In the situation of lower light, you are able to adopt Aperture Priority (“A” or “Av”) mode to make sure as much light is entering the lens as possible, or if you’re shooting landscapes on a tripod you can close the lens’s iris to increase depth of field, keeping everything in sharp focus from the foreground to the horizon. If you’re a DSLR shooter, you’re more likely to use the A or S modes, while point-and-shoot cameras will often feature more specific modes that cater to activities like sports, low-light use, or landscape shooting.
4. Think About Lighting
Pay attention to how much light you have and where it’s coming from when taking your photos. If you’re shooting outdoors, be careful not to take photos of a person when the sun is at their back, unless you want to make a portrait with some dramatic flare (make sure to dial in positive EV adjustment if you do). If you’re grabbing a photo in front of a monument or landmark and you want to make sure it’s not overexposed, use some fill flash instead to make your backlit subject as bright as the background. You may have to manually activate the flash, as there’s a good chance that the camera will think that it’s unnecessary on a bright day.
5. Remember To Use The Flash Wisely
A lot of photo has been foiled by a flash firing too close to a subject. If your friends and family look like Casper the Friendly Ghost when you photograph them, chances are that you’re too close when snapping your photos. If you need to activate the flash, back up a bit and zoom in to get the proper framing. If things are still too bright—or too dark—check and see if flash compensation is an option. Many cameras allow you to adjust the power of the flash, which can help to add better balance to your flash-assisted photos.

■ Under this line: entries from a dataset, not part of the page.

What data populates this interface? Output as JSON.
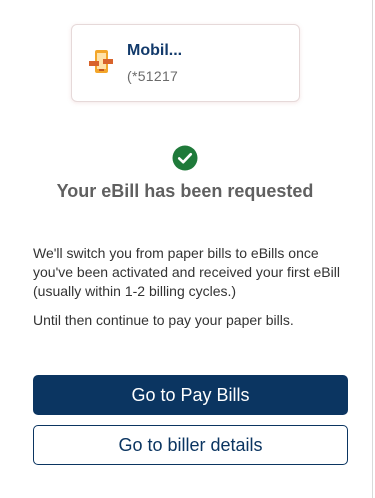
{
  "biller": {
    "name": "Mobil...",
    "account": "(*51217",
    "logo_icon": "mobil-logo-icon"
  },
  "status": {
    "icon": "check-circle-icon",
    "icon_color": "#1f7a3a",
    "headline": "Your eBill has been requested"
  },
  "message": {
    "paragraph_1": "We'll switch you from paper bills to eBills once you've been activated and received your first eBill (usually within 1-2 billing cycles.)",
    "paragraph_2": "Until then continue to pay your paper bills."
  },
  "actions": {
    "primary_label": "Go to Pay Bills",
    "secondary_label": "Go to biller details",
    "brand_color": "#0b3561"
  }
}
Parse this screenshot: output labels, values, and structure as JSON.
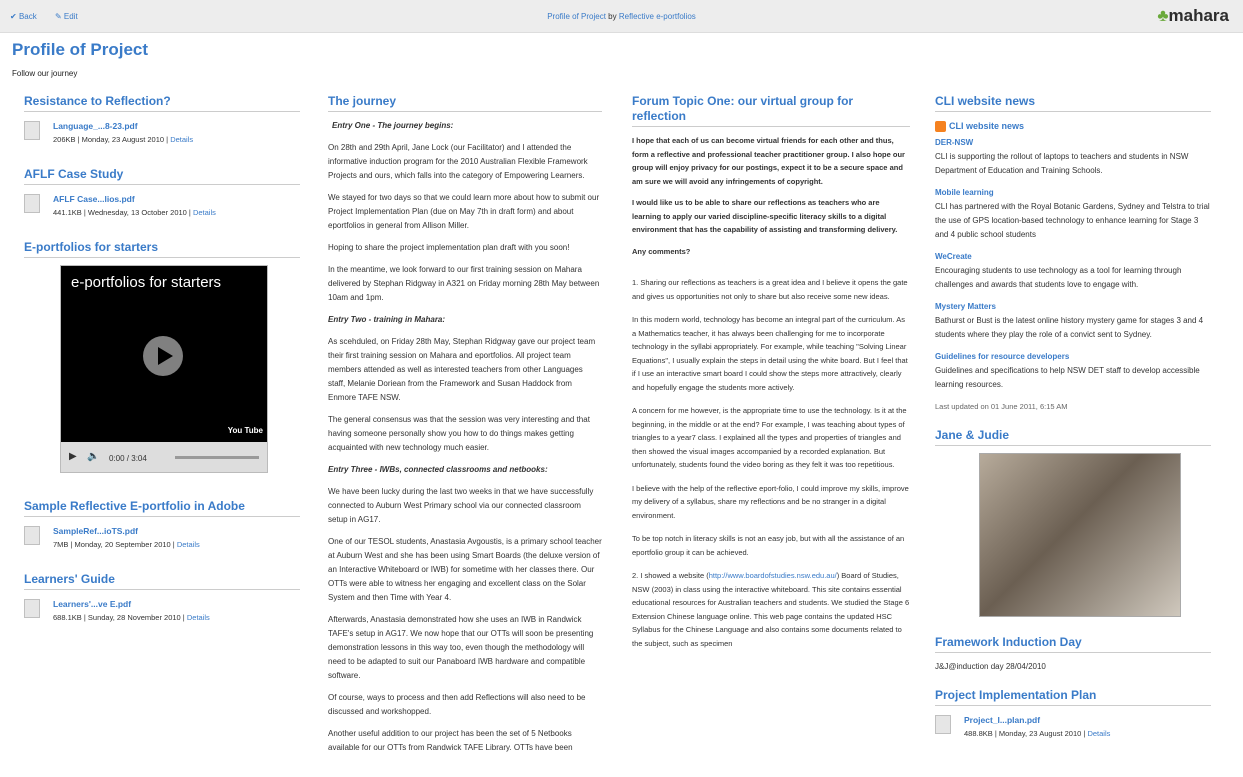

Adding just a little bit of light makes it possible to fill in shadows, resulting in a more natural-looking photo.